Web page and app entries
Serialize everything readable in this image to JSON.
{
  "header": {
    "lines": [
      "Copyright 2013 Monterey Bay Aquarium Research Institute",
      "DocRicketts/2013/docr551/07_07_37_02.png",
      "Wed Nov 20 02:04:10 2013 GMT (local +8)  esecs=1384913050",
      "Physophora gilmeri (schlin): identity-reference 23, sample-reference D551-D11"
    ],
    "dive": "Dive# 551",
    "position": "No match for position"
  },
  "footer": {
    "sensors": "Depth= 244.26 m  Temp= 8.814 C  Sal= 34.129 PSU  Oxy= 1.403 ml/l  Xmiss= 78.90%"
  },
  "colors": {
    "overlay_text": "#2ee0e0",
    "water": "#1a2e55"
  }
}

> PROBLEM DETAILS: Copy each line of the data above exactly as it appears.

> SOLUTION TO THIS TASK:
Serialize everything readable in this image to JSON.
{
  "header": {
    "lines": [
      "Copyright 2013 Monterey Bay Aquarium Research Institute",
      "DocRicketts/2013/docr551/07_07_37_02.png",
      "Wed Nov 20 02:04:10 2013 GMT (local +8)  esecs=1384913050",
      "Physophora gilmeri (schlin): identity-reference 23, sample-reference D551-D11"
    ],
    "dive": "Dive# 551",
    "position": "No match for position"
  },
  "footer": {
    "sensors": "Depth= 244.26 m  Temp= 8.814 C  Sal= 34.129 PSU  Oxy= 1.403 ml/l  Xmiss= 78.90%"
  },
  "colors": {
    "overlay_text": "#2ee0e0",
    "water": "#1a2e55"
  }
}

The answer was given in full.